## [Assignment]
Reproduce exactly the stretch of lines running from the line with "What data populates" to the end of the entries below.

## [Given entries]
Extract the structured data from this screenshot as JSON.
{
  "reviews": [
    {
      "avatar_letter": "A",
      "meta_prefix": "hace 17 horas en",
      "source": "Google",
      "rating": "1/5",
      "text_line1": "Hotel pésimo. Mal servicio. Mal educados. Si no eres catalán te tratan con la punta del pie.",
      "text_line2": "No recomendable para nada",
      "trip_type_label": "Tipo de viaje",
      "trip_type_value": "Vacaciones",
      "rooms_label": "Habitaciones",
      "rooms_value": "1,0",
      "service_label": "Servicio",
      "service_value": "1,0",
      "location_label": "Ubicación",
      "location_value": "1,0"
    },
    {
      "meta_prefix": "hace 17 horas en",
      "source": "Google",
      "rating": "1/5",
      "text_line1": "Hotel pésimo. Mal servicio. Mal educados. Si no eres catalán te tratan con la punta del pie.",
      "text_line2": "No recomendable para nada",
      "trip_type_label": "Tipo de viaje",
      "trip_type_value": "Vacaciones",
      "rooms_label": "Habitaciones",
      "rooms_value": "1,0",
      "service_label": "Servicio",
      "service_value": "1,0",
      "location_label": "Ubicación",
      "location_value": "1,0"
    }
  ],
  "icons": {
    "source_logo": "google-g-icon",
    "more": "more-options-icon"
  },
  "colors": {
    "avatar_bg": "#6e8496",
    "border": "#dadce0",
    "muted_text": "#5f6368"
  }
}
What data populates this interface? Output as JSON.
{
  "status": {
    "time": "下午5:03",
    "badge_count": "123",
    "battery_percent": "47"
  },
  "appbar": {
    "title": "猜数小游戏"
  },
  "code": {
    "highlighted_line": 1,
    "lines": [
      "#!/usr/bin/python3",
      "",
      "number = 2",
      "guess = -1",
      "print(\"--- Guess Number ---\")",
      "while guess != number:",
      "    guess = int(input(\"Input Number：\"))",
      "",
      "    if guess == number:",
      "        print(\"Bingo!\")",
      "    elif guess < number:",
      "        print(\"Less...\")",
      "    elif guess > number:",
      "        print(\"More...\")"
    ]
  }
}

## [Answer below]
What data populates this interface? Output as JSON.
{
  "status": {
    "time": "下午5:03",
    "badge_count": "123",
    "battery_percent": "47"
  },
  "appbar": {
    "title": "猜数小游戏"
  },
  "code": {
    "highlighted_line": 1,
    "lines": [
      "#!/usr/bin/python3",
      "",
      "number = 2",
      "guess = -1",
      "print(\"--- Guess Number ---\")",
      "while guess != number:",
      "    guess = int(input(\"Input Number：\"))",
      "",
      "    if guess == number:",
      "        print(\"Bingo!\")",
      "    elif guess < number:",
      "        print(\"Less...\")",
      "    elif guess > number:",
      "        print(\"More...\")"
    ]
  }
}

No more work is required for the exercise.